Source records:
-=-=-=-=-
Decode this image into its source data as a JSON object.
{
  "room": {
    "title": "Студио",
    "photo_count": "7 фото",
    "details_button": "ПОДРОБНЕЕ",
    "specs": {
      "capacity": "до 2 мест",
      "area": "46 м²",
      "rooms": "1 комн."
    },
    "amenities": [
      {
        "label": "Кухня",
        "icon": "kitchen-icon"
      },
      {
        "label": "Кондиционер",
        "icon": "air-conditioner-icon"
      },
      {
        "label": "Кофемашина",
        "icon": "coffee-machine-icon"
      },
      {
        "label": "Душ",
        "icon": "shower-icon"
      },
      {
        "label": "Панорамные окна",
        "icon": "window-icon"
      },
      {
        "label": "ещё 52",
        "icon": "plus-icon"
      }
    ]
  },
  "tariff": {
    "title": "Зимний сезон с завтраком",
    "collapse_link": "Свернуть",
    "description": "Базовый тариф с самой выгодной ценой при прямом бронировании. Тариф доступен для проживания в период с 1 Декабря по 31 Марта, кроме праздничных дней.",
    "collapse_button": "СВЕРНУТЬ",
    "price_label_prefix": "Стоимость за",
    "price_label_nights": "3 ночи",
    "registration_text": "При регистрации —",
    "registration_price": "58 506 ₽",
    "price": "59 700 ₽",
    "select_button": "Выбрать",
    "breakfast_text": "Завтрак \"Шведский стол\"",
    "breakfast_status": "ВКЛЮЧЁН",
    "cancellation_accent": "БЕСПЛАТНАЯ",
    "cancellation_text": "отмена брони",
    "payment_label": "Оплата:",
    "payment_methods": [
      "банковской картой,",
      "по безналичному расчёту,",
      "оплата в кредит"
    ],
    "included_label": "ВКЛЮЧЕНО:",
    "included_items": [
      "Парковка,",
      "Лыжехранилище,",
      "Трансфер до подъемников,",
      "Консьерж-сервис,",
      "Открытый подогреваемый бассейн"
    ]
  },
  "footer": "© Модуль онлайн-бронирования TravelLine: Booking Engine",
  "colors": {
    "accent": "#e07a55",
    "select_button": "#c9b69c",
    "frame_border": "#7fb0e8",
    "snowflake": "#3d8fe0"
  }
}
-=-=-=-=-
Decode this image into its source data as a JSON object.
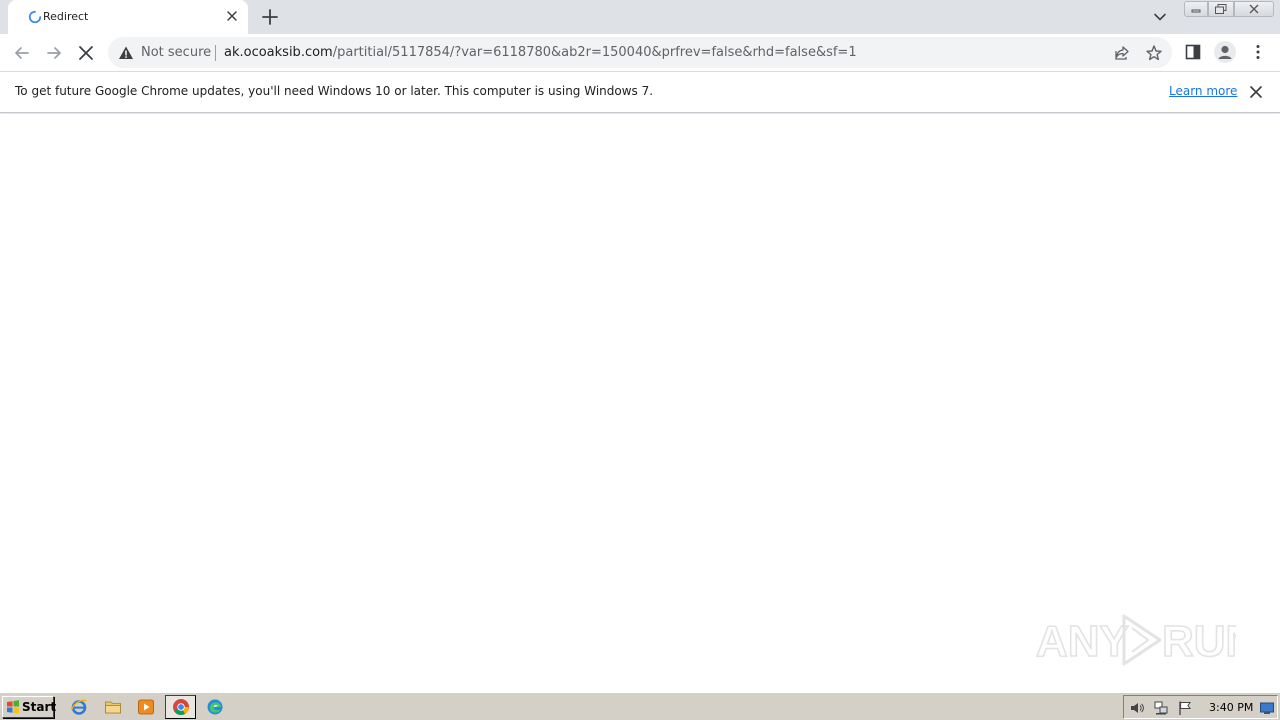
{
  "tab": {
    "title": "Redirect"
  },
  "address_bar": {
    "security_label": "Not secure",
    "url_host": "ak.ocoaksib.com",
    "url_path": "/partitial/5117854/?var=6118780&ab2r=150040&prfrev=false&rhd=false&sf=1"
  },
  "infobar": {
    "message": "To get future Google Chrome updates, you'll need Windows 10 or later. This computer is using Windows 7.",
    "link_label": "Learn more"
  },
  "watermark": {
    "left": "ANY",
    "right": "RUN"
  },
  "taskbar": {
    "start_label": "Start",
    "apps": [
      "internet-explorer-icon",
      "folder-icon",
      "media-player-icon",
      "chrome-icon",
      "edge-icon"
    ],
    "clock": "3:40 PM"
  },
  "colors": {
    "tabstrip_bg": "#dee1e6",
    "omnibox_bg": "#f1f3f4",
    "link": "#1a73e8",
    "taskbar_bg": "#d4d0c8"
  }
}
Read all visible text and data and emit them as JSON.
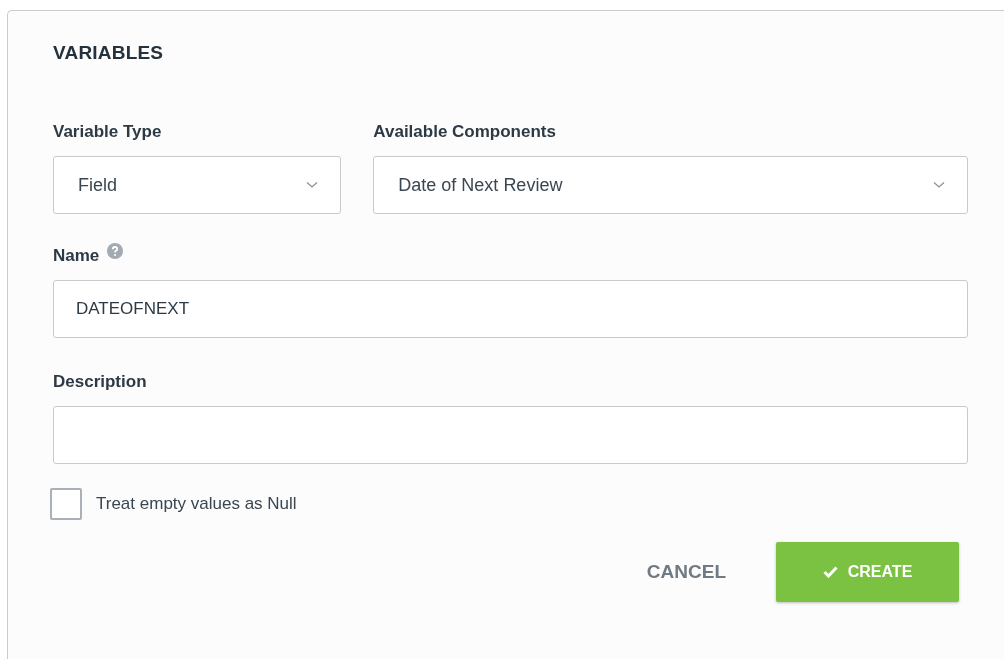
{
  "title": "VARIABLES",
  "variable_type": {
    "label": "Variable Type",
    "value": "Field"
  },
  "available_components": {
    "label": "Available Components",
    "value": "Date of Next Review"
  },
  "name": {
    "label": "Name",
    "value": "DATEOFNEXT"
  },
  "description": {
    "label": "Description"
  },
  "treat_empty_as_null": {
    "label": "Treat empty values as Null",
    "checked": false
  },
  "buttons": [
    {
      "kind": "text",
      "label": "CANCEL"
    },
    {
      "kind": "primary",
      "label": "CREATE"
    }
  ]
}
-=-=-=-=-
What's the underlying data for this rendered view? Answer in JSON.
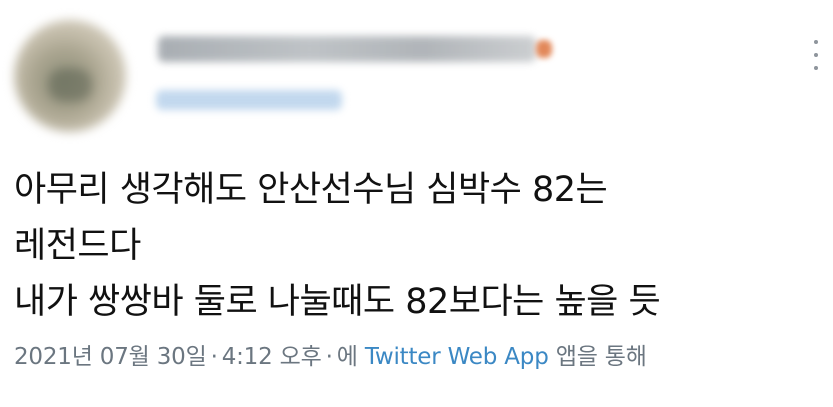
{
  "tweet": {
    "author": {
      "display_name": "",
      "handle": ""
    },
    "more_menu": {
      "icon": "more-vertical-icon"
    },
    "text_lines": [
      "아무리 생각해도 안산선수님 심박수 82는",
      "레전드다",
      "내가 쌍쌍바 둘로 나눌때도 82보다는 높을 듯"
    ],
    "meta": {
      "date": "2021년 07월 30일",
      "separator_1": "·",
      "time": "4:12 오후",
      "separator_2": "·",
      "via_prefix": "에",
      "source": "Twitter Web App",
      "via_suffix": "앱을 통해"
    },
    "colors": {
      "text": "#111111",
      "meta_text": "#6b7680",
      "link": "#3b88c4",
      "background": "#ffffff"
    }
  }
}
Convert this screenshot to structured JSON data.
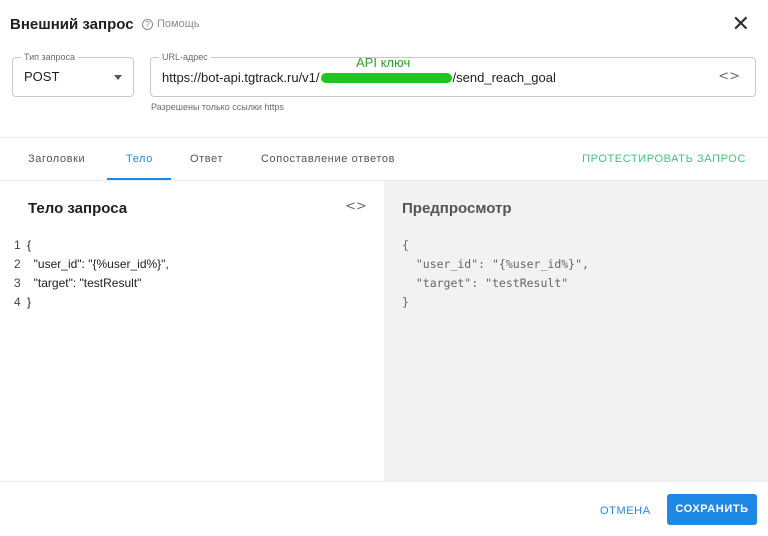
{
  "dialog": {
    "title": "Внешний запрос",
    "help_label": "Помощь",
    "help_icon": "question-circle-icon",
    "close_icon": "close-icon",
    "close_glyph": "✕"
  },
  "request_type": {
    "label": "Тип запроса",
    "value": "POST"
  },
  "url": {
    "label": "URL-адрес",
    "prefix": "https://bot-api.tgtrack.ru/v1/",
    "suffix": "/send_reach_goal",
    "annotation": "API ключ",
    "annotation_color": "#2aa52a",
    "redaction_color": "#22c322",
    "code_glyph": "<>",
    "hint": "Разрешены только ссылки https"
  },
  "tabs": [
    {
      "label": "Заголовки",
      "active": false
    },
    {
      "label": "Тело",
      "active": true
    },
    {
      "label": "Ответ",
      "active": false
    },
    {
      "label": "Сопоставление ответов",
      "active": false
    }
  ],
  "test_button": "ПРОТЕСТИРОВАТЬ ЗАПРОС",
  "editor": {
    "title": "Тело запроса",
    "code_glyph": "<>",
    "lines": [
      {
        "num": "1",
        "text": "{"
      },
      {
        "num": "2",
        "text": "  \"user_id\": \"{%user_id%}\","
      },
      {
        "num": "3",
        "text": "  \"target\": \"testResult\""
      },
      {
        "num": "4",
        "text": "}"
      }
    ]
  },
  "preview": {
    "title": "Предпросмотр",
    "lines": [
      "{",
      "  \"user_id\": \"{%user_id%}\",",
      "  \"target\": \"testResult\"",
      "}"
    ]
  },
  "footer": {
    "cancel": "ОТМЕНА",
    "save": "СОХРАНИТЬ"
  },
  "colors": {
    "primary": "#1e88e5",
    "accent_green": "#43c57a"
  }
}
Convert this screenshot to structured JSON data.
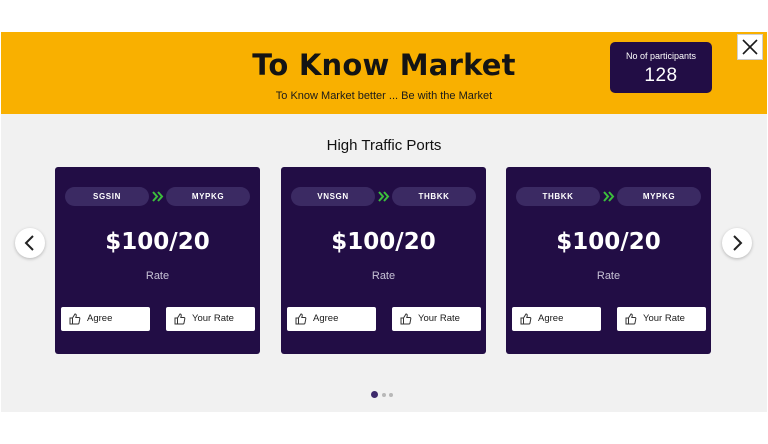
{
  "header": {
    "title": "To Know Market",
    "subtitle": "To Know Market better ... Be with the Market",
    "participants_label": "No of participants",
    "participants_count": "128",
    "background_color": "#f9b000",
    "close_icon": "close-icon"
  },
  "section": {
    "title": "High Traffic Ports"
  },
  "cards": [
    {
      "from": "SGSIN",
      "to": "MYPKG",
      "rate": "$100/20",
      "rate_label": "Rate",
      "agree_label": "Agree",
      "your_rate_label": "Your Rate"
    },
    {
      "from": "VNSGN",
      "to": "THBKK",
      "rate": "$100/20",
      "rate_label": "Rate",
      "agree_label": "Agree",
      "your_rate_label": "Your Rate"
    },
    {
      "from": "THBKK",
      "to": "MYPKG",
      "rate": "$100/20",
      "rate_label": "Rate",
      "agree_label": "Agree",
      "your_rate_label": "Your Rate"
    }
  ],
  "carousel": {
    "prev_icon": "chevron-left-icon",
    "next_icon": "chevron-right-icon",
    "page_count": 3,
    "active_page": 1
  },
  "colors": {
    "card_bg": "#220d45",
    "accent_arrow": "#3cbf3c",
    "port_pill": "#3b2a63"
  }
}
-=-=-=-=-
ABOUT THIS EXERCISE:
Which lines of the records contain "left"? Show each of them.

REPLY:
    "left": "ANY",
    "prev_icon": "chevron-left-icon",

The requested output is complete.